Sabres play-by-play announcer Rick Jeanneret was "forced to call" last night's Kings-Sabres game from the benches because "a First Niagara Center elevator was broken," according to Greg Wyshynski of YAHOO SPORTS. Jeanneret during the broadcast said, "This all started out as a lark. The elevator that services the press box was broken down when I arrived at the building this afternoon, around 2:30. So I said, 'Well OK, we’ll just do it between the benches with Rob Ray.' At the moment that I said it, I was kidding. Well, not anymore." Jeanneret was "sporting a helmet and face shield courtesy of the Sabres equipment staff, adorned with 'RJ' on the lid." It is "not exactly the easiest place to watch a game for an announcer, especially since it was Jeanneret’s first time in that spot" (SPORTS.YAHOO.com, 11/12). CBSSPORTS.com's Brian Stubits noted Kings C Jordan Nolan "nearly crushed Jeanneret in between the benches after a check." Jeanneret has been calling Sabres games since '71-72 and is "the longest-tenured play-by-play man in NHL history." But he probably "didn't call many games like the one he saw on Tuesday night" (CBSSPORTS.com, 11/12). ESPN's Barry Melrose said of the broadcasters being between the benches, "They're right in the middle of all the action ... and that is just another thing the great Rick Jeanneret has done in the NHL -- call a game with a helmet on beside the ice. Awesome!" ("SportsCenter," ESPN, 11/12).

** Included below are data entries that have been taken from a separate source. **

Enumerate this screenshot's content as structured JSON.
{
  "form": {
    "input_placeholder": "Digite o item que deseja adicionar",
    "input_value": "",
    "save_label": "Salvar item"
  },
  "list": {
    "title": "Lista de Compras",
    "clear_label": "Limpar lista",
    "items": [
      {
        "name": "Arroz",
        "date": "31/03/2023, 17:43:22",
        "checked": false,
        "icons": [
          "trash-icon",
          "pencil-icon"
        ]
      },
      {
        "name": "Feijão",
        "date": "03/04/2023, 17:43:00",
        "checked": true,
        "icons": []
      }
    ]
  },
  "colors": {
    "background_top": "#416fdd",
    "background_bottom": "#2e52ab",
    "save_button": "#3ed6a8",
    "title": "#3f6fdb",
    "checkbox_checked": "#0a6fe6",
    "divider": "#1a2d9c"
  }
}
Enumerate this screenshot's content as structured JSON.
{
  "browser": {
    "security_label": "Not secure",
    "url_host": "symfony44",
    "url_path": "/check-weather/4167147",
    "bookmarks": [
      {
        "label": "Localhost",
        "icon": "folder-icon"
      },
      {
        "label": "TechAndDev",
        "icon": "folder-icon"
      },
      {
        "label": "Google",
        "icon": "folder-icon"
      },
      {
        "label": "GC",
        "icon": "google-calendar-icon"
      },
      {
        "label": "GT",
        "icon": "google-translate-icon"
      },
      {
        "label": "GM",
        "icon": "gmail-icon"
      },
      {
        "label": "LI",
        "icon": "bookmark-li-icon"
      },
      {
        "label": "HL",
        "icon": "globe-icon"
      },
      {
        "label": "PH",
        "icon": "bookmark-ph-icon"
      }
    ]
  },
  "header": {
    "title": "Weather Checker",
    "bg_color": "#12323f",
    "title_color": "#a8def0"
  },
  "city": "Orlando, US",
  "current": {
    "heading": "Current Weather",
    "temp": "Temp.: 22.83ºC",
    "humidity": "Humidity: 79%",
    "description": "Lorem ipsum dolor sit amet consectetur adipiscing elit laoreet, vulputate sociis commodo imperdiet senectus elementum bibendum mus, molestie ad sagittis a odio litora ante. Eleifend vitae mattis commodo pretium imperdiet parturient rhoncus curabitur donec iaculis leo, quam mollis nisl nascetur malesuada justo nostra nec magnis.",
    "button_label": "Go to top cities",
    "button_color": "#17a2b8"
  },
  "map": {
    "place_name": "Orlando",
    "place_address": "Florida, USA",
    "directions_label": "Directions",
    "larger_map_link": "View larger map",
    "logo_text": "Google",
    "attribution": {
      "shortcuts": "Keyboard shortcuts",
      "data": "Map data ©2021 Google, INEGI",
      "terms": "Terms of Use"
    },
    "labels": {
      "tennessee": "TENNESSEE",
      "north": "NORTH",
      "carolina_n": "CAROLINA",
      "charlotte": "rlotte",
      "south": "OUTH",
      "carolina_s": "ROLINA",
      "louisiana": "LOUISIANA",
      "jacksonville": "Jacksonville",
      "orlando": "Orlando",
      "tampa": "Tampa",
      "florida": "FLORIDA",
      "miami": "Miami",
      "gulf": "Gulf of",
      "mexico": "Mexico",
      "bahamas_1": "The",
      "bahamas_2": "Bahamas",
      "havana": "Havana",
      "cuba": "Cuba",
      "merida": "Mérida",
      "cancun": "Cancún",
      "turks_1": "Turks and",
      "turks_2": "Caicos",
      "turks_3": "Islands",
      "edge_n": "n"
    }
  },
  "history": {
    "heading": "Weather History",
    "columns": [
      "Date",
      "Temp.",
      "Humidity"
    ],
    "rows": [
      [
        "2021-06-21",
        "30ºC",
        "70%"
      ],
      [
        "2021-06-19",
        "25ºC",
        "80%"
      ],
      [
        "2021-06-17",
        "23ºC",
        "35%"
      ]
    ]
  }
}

The Bears today unveil their new app from L.A.-based digital entertainment network DeskSite that "delivers behind-the-scenes" footage of the team "plus hypertargeted audiences for advertisers," according to Matt Lindner of CHICAGOGRID.com. Fans will be "able to access exclusive HD video through ChicagoBears.com by downloading the free DeskSite app to their computer." DeskSite Founder, Chair & CEO Richard Gillam said that the app "won’t replace the experience of watching a Bears game but will supplement it." DeskSite "doesn’t pay the Bears a licensing fee but rather operates under a revenue sharing agreement, though the company wouldn’t say what the split is." The company is "responsible for sourcing and closing deals with advertisers; the team promotes the app through its various channels and generates exclusive content for it." Ten NFL teams currently offer a version of the app, and Gillam said that the Bears' is "aimed more at Bears fans who have moved out of the radio and TV coverage area." He added that the platform enables advertisers to "reach a specific audience subset rather than taking a spray and pray approach with their ad buy" (CHICAGOGRID.com, 11/13).